In the entries below, find every line with the string "Builder" and copy it.

◆ ◆ ◆ ◆ ◆ ◆ ◆

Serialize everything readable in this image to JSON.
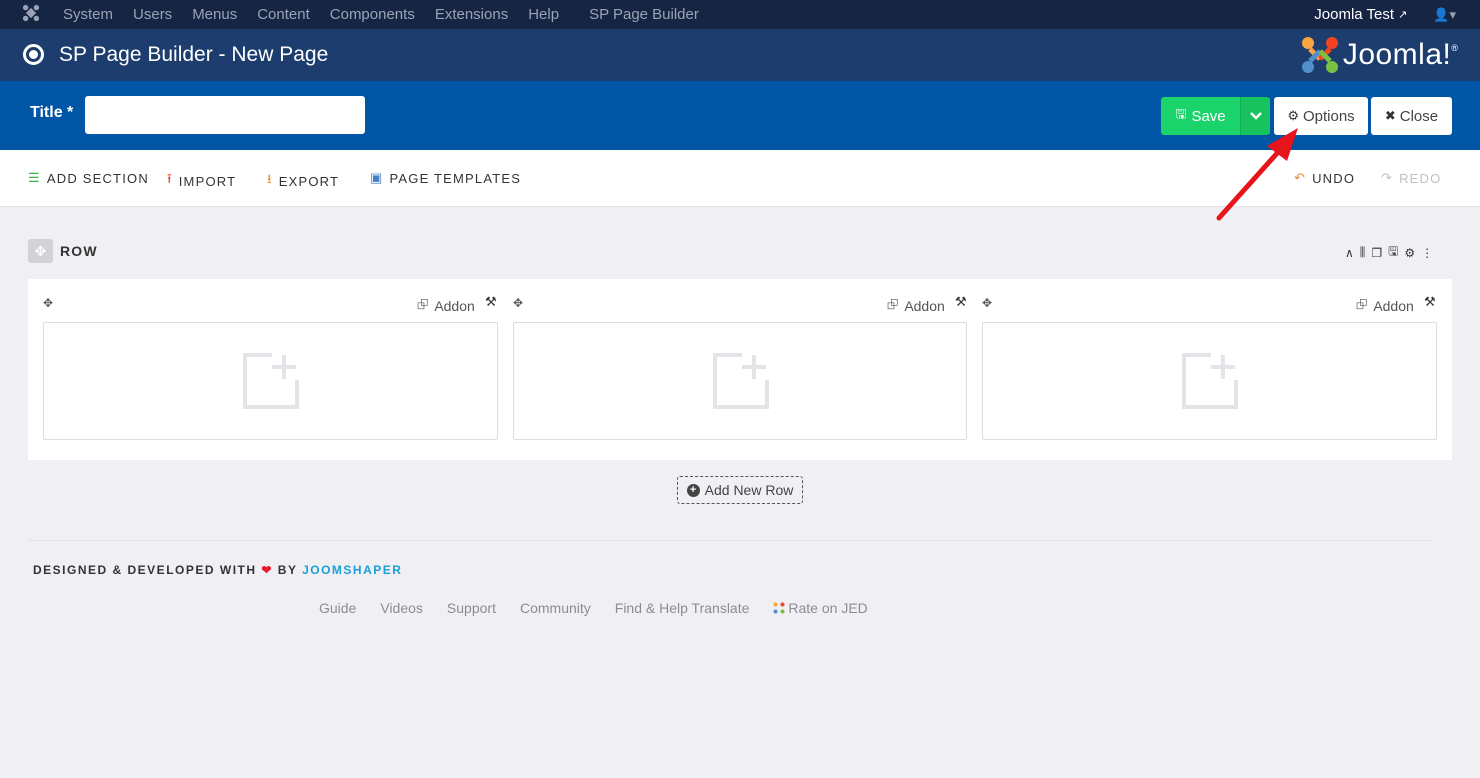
{
  "topnav": {
    "menu": [
      "System",
      "Users",
      "Menus",
      "Content",
      "Components",
      "Extensions",
      "Help"
    ],
    "component": "SP Page Builder",
    "site_link": "Joomla Test"
  },
  "header": {
    "title": "SP Page Builder - New Page",
    "brand": "Joomla!"
  },
  "titlebar": {
    "label": "Title *",
    "title_value": "",
    "save_label": "Save",
    "options_label": "Options",
    "close_label": "Close"
  },
  "toolbar": {
    "add_section": "ADD SECTION",
    "import": "IMPORT",
    "export": "EXPORT",
    "page_templates": "PAGE TEMPLATES",
    "undo": "UNDO",
    "redo": "REDO"
  },
  "row": {
    "title": "ROW",
    "columns": [
      {
        "addon_label": "Addon"
      },
      {
        "addon_label": "Addon"
      },
      {
        "addon_label": "Addon"
      }
    ],
    "add_row_label": "Add New Row"
  },
  "footer": {
    "credit_prefix": "DESIGNED & DEVELOPED WITH",
    "credit_by": "BY",
    "credit_brand": "JOOMSHAPER",
    "links": [
      "Guide",
      "Videos",
      "Support",
      "Community",
      "Find & Help Translate",
      "Rate on JED"
    ]
  },
  "colors": {
    "topnav_bg": "#162544",
    "header_bg": "#1c3d6e",
    "titlebar_bg": "#0055a5",
    "save_green": "#1ad36a",
    "annotation_red": "#e8141c",
    "brand_blue": "#1a9fd9"
  }
}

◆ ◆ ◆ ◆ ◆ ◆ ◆

(Result for this task)
    "component": "SP Page Builder",
    "title": "SP Page Builder - New Page",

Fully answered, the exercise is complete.